. Retold by Ann McGovern. New York: Scholastic Book Services, 1963.
A very appropriate retelling of Aesop for young students.
The Fables of Aesop
. Walter L. Parker, ed. New York: Little & Ives, 1931.
One of the many fine collections of the ancient teller of fables and promoter of wisdom.
The Poetics of Space
. Translated by Maria Jolas. Boston: Beacon Press, 1969.
A work by the famous French phenomenologist. Although intended to aid in the study of poetry, it can be applied to all modes of literature. Essential for understanding the phenomenological point of view.
Franco, Anthony and Gorman, Benjamin A. “VIEW: Visual Inquiry/Experience in Writing.”’ New Haven: Yale-New Haven Teachers’ Institute, 1980.
A teaching unit recommended to those interested in the teaching of writing. The unit reflects a view of teaching totally opposite to the present unit.
Loban, Walter, et al, ed.
Teaching Language and Literature
. New York: Harcourt, Brace, & World, Inc., 1969.
Useful for several key chapters expounding upon the appreciation of literature and an extensive bibliography of short stories.
Palmer, Richard E.
. Evanston, Ill.: Northwestern University Press, 1969.
A work that is central to this unit as well as a key to any study of literature. I heartily recommend Chapter 1. “‘Introduction”, Chapter 13. “Toward Reopening the Question: What is Interpretation?” and Chapter 14. “Thirty Theses on Interpretation” to anyone interested in using this unit or understanding hermeneutics.
Story and Structure
. New York: Harcourt, Brace, & World, Inc., 1966.
A solid cookbook of traditional terminology and definitions used in the study of short fiction.

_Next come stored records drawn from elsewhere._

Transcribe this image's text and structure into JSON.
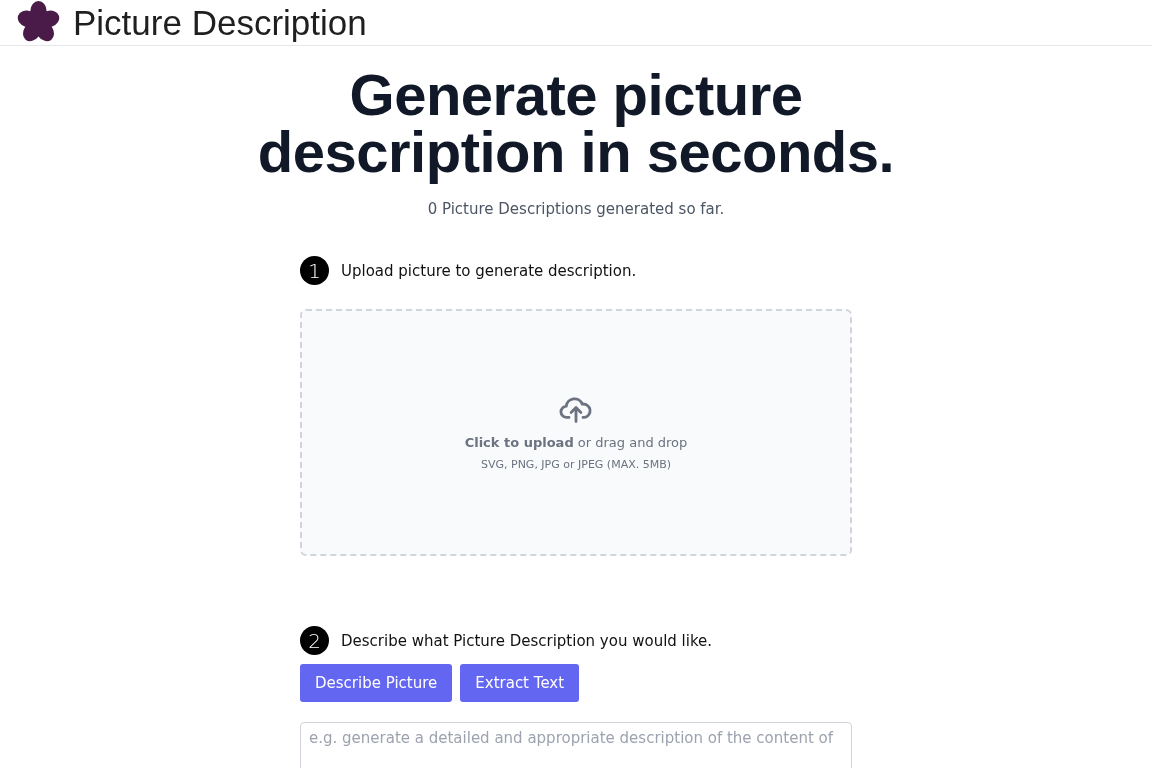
{
  "header": {
    "title": "Picture Description"
  },
  "hero": {
    "heading": "Generate picture description in seconds.",
    "counter": "0 Picture Descriptions generated so far."
  },
  "step_1": {
    "number": "1",
    "label": "Upload picture to generate description.",
    "upload": {
      "action": "Click to upload",
      "rest": " or drag and drop",
      "formats": "SVG, PNG, JPG or JPEG (MAX. 5MB)"
    }
  },
  "step_2": {
    "number": "2",
    "label": "Describe what Picture Description you would like.",
    "buttons": [
      "Describe Picture",
      "Extract Text"
    ],
    "prompt": {
      "placeholder": "e.g. generate a detailed and appropriate description of the content of"
    }
  }
}
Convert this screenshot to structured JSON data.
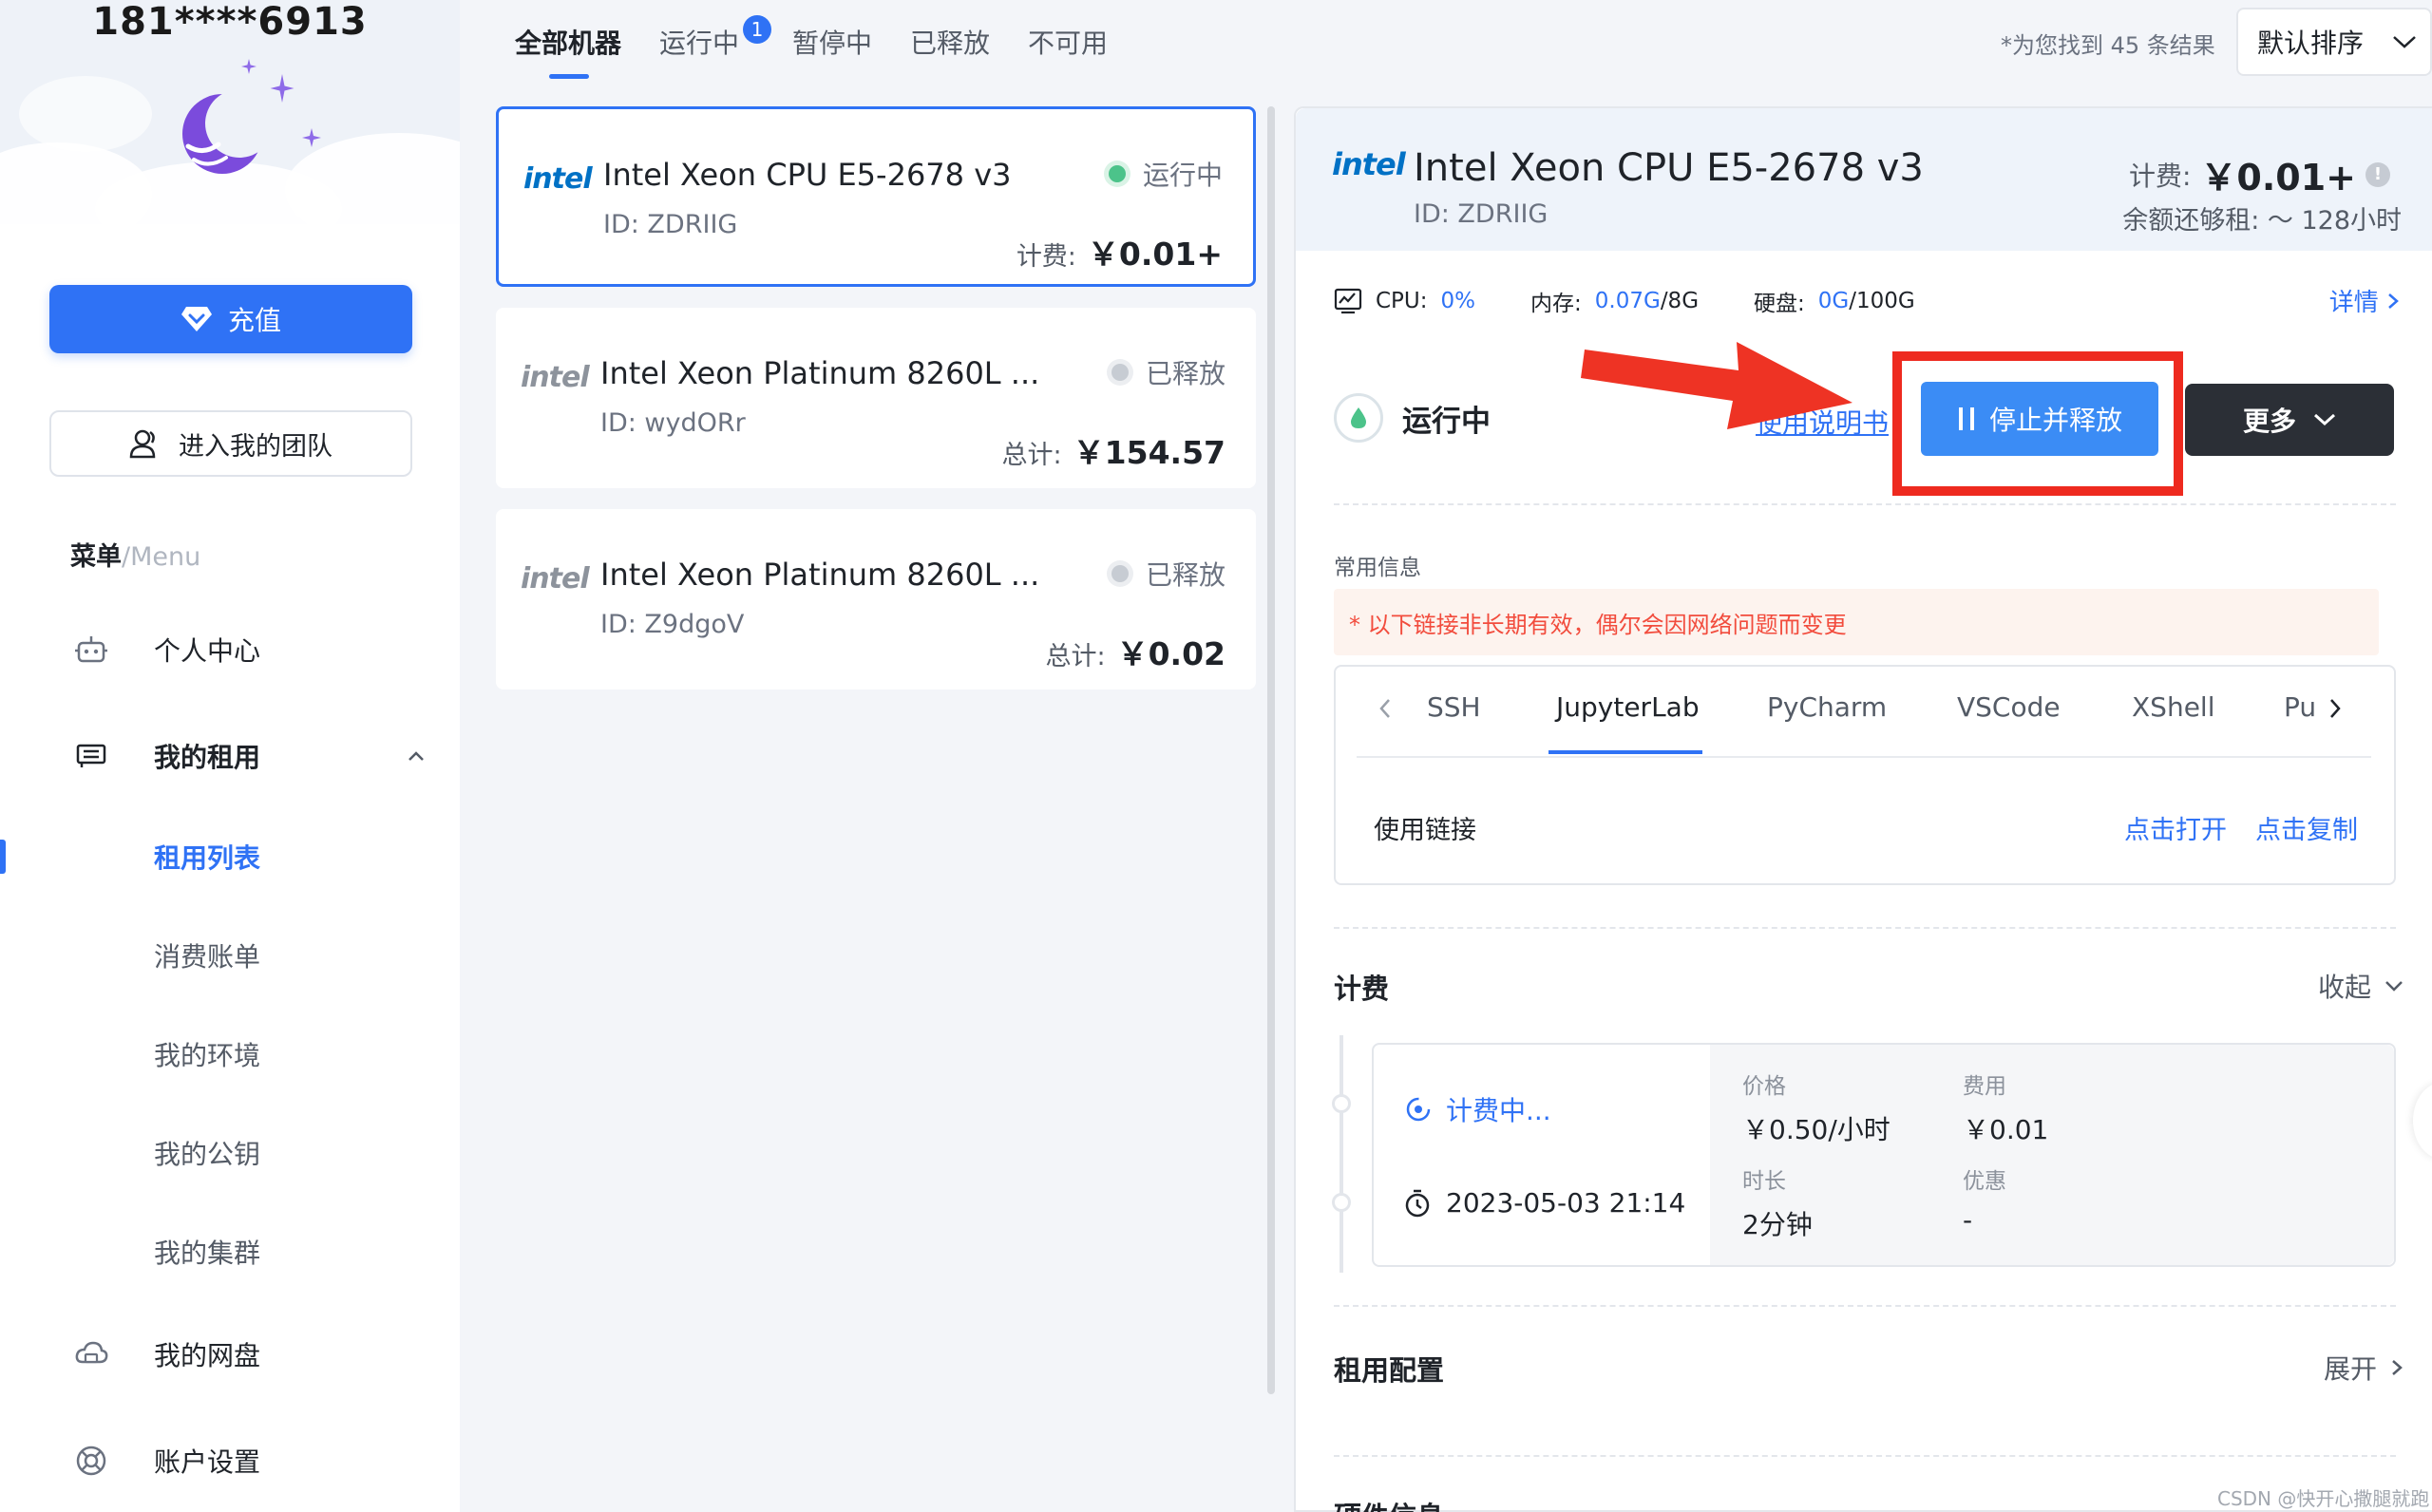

Perrine presents the terminology and reinforces understanding with a selection of appropriate stories.